(Beginning of INPUT DATA)

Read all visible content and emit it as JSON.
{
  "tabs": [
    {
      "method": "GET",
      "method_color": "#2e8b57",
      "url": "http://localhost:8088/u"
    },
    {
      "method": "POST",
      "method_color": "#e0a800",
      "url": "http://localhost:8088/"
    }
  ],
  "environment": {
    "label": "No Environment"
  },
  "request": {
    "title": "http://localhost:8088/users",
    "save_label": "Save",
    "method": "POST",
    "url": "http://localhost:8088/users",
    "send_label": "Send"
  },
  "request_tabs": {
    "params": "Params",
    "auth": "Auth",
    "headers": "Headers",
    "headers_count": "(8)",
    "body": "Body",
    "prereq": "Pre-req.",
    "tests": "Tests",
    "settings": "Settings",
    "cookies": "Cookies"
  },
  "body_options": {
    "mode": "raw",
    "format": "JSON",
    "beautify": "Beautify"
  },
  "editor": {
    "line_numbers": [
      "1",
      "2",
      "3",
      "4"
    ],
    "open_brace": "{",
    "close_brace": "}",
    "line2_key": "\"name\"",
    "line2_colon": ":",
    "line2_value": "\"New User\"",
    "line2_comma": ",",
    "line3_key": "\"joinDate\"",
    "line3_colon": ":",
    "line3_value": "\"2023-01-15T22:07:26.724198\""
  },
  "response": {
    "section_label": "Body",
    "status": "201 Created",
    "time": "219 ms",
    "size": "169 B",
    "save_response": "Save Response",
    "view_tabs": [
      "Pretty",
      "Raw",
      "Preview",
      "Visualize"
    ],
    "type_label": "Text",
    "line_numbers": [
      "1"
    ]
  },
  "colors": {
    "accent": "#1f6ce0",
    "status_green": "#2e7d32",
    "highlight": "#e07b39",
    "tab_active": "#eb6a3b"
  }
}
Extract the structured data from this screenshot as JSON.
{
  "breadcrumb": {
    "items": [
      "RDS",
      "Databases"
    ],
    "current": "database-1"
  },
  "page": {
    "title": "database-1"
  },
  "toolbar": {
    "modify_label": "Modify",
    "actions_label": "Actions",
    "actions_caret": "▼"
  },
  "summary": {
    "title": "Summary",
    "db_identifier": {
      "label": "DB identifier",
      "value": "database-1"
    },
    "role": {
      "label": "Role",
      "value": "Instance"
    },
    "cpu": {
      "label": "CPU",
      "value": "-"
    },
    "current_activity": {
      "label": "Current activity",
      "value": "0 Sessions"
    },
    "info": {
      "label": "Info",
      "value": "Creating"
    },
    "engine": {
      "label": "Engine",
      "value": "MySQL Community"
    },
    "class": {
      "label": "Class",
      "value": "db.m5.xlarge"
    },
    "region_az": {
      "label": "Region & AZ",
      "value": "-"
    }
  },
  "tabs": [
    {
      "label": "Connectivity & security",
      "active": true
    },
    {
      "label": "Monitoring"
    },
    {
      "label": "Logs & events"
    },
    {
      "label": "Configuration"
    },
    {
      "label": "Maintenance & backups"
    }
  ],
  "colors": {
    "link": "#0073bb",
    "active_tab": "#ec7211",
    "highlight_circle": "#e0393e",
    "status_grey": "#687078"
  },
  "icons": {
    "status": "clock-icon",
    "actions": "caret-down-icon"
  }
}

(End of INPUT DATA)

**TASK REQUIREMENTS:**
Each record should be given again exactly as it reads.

**ANSWER TO THE PROBLEM:**
Read all visible content and emit it as JSON.
{
  "tabs": [
    {
      "method": "GET",
      "method_color": "#2e8b57",
      "url": "http://localhost:8088/u"
    },
    {
      "method": "POST",
      "method_color": "#e0a800",
      "url": "http://localhost:8088/"
    }
  ],
  "environment": {
    "label": "No Environment"
  },
  "request": {
    "title": "http://localhost:8088/users",
    "save_label": "Save",
    "method": "POST",
    "url": "http://localhost:8088/users",
    "send_label": "Send"
  },
  "request_tabs": {
    "params": "Params",
    "auth": "Auth",
    "headers": "Headers",
    "headers_count": "(8)",
    "body": "Body",
    "prereq": "Pre-req.",
    "tests": "Tests",
    "settings": "Settings",
    "cookies": "Cookies"
  },
  "body_options": {
    "mode": "raw",
    "format": "JSON",
    "beautify": "Beautify"
  },
  "editor": {
    "line_numbers": [
      "1",
      "2",
      "3",
      "4"
    ],
    "open_brace": "{",
    "close_brace": "}",
    "line2_key": "\"name\"",
    "line2_colon": ":",
    "line2_value": "\"New User\"",
    "line2_comma": ",",
    "line3_key": "\"joinDate\"",
    "line3_colon": ":",
    "line3_value": "\"2023-01-15T22:07:26.724198\""
  },
  "response": {
    "section_label": "Body",
    "status": "201 Created",
    "time": "219 ms",
    "size": "169 B",
    "save_response": "Save Response",
    "view_tabs": [
      "Pretty",
      "Raw",
      "Preview",
      "Visualize"
    ],
    "type_label": "Text",
    "line_numbers": [
      "1"
    ]
  },
  "colors": {
    "accent": "#1f6ce0",
    "status_green": "#2e7d32",
    "highlight": "#e07b39",
    "tab_active": "#eb6a3b"
  }
}
Extract the structured data from this screenshot as JSON.
{
  "breadcrumb": {
    "items": [
      "RDS",
      "Databases"
    ],
    "current": "database-1"
  },
  "page": {
    "title": "database-1"
  },
  "toolbar": {
    "modify_label": "Modify",
    "actions_label": "Actions",
    "actions_caret": "▼"
  },
  "summary": {
    "title": "Summary",
    "db_identifier": {
      "label": "DB identifier",
      "value": "database-1"
    },
    "role": {
      "label": "Role",
      "value": "Instance"
    },
    "cpu": {
      "label": "CPU",
      "value": "-"
    },
    "current_activity": {
      "label": "Current activity",
      "value": "0 Sessions"
    },
    "info": {
      "label": "Info",
      "value": "Creating"
    },
    "engine": {
      "label": "Engine",
      "value": "MySQL Community"
    },
    "class": {
      "label": "Class",
      "value": "db.m5.xlarge"
    },
    "region_az": {
      "label": "Region & AZ",
      "value": "-"
    }
  },
  "tabs": [
    {
      "label": "Connectivity & security",
      "active": true
    },
    {
      "label": "Monitoring"
    },
    {
      "label": "Logs & events"
    },
    {
      "label": "Configuration"
    },
    {
      "label": "Maintenance & backups"
    }
  ],
  "colors": {
    "link": "#0073bb",
    "active_tab": "#ec7211",
    "highlight_circle": "#e0393e",
    "status_grey": "#687078"
  },
  "icons": {
    "status": "clock-icon",
    "actions": "caret-down-icon"
  }
}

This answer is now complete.